Performance Improvement: Lean or Six Sigma
Performance improvement is a constant focus in healthcare today to reduce costs and meet the demands of value-based purchasing and healthcare reform. Healthcare organizations have implemented various performance improvement methodologies to reduce operating expenses while improving quality and patient outcomes (Betka, 2012). Many healthcare organizations have turned to performance improvement methods such as Lean and Six Sigma to manage their costs, productivity, customer needs, and operational growth (Betka, 2012).
The purpose of this paper is to discuss: (a) overall comparison of the Lean and Six Sigma performance improvement methods, (b) steps involved in implementing Lean and Six Sigma, (c) how each method would apply to a safety issue, (d) which method is personally preferred, (e) whether Lean or Six Sigma would provide the results desired; and (f) is Lean or Six Sigma currently employed in Cape Coral Hospital.
Performance Improvement Methods
Lean and Six Sigma appear to be the most popular and most frequently used performance improvement methods among healthcare today (Glasgow, Scott-Caziewell, & Kaboli, 2010).
Lean was created from a production process initially integrated by Henry Ford; however Lean was further developed and championed by the Toyota Motor Company in the 1930s (Lean Enterprise Institute [LEI], 2009). The Lean methodology and tools have spread much further than the automotive industry and now can be found in: retail, healthcare, construction, maintenance, and governments today (LEI, 2009).
Six Sigma was originally created by the Motorola Company in 1986 to improve the manufacturing process and eliminate defects ("Six Sigma," 2011). Six Sigma also gained popularity after being championed by General Electric to offer high quality and defect free products (Glasgow et al., 2010). Today Six Sigma is found in many organizations, manufacturers, and businesses that strive to reduce and eliminate defects.
Steps in Lean Methodology
According to the Lean Enterprise Institute (2009), the steps in implementing lean methodology are as follows: (1) identify the value, (2) map the value stream, (3) create the flow, (4) establish pull; and (5) seek perfection.
Lean methodology will focus on waste removal and improving flow time which results in less variation and standard work (Kubiak & Benbow, 2009). The implementation of Lean techniques involves frontline staff to identify the current state and determine what the ideal state should look like.
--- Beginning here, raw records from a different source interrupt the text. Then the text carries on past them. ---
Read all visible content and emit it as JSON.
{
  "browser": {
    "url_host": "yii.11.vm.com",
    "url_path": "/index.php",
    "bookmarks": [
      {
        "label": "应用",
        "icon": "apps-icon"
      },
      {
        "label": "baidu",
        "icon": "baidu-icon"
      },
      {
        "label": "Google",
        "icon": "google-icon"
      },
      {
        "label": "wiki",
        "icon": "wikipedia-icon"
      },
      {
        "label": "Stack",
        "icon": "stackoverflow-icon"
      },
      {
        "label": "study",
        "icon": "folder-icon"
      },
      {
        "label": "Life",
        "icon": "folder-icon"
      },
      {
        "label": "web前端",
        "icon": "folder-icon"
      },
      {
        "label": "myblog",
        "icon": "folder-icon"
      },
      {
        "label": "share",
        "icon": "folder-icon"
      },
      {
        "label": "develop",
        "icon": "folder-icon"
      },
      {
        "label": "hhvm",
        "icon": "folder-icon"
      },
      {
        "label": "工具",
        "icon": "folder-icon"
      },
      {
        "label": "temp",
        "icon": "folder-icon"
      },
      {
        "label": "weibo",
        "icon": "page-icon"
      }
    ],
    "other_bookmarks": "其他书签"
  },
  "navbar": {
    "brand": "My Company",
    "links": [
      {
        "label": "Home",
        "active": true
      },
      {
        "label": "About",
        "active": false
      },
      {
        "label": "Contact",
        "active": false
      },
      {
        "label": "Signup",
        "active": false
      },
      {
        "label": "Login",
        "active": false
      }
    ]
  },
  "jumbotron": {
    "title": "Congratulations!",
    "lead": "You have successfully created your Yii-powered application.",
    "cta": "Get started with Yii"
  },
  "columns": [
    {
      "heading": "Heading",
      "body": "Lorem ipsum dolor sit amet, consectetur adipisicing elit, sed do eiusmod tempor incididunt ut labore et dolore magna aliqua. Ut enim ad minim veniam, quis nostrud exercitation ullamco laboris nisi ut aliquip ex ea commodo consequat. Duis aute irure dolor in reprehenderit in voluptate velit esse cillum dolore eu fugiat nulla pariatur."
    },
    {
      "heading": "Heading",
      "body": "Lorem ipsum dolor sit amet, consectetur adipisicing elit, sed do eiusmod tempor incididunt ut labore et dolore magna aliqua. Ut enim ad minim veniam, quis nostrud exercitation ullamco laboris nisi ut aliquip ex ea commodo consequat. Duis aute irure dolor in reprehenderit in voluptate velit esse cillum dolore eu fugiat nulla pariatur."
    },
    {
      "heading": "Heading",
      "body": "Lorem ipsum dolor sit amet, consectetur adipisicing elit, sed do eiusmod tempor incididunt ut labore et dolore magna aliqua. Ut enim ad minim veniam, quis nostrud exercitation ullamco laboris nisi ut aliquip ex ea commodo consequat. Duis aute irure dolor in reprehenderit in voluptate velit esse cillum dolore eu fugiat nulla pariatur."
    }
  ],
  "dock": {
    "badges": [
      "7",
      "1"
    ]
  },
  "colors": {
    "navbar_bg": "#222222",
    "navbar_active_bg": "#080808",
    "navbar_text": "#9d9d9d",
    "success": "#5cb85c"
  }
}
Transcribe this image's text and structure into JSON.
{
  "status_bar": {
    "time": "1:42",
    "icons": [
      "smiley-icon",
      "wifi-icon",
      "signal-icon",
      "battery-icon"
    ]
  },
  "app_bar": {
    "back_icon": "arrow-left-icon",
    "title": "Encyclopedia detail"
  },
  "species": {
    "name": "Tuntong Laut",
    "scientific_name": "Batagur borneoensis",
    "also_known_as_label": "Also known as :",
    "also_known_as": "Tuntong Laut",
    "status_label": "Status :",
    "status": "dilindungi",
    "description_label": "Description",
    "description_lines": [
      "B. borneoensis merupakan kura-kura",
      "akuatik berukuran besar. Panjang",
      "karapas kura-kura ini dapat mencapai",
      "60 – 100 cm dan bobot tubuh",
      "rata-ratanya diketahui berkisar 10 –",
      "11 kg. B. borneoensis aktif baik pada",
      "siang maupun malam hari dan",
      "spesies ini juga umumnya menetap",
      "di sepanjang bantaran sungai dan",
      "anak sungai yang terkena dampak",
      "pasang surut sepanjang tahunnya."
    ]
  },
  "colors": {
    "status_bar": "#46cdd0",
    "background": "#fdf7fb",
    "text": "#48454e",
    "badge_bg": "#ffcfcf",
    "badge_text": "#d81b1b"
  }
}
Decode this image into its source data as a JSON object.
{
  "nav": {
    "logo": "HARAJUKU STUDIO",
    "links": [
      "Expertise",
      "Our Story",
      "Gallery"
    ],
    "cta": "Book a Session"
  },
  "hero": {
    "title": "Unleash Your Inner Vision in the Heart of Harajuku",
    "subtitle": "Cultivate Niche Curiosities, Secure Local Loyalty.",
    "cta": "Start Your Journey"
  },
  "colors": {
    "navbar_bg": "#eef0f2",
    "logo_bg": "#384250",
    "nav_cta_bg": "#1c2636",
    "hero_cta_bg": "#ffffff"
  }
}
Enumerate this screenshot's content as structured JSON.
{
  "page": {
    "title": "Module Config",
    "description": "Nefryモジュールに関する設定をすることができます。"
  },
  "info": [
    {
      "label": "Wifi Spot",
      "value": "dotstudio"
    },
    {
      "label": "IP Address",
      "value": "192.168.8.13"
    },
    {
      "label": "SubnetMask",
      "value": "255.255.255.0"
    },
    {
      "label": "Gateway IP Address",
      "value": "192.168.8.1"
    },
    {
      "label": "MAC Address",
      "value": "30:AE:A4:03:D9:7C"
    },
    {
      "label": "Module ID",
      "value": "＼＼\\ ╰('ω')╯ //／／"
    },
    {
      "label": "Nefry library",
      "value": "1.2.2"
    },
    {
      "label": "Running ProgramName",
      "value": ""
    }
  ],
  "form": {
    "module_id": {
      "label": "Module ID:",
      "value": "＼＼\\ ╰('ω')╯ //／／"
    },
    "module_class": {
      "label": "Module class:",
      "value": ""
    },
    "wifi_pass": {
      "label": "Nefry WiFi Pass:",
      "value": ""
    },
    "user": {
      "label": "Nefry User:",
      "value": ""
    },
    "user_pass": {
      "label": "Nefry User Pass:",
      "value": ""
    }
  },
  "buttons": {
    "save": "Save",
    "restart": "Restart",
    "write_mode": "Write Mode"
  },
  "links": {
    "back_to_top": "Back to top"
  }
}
A value stream map is created to allow for identification of all steps in a process and where waste exists (Dickson, Anguelov, Vetterick, Eller, & Singh, 2009). Ideas for improvement from the frontline staff are implemented by pilot phases which are a constant work in progress until the ideal state is achieved (Dickson et al., 2009). Job Instructions are then created to educate all staff and create standard work.
Steps in Six Sigma Methodology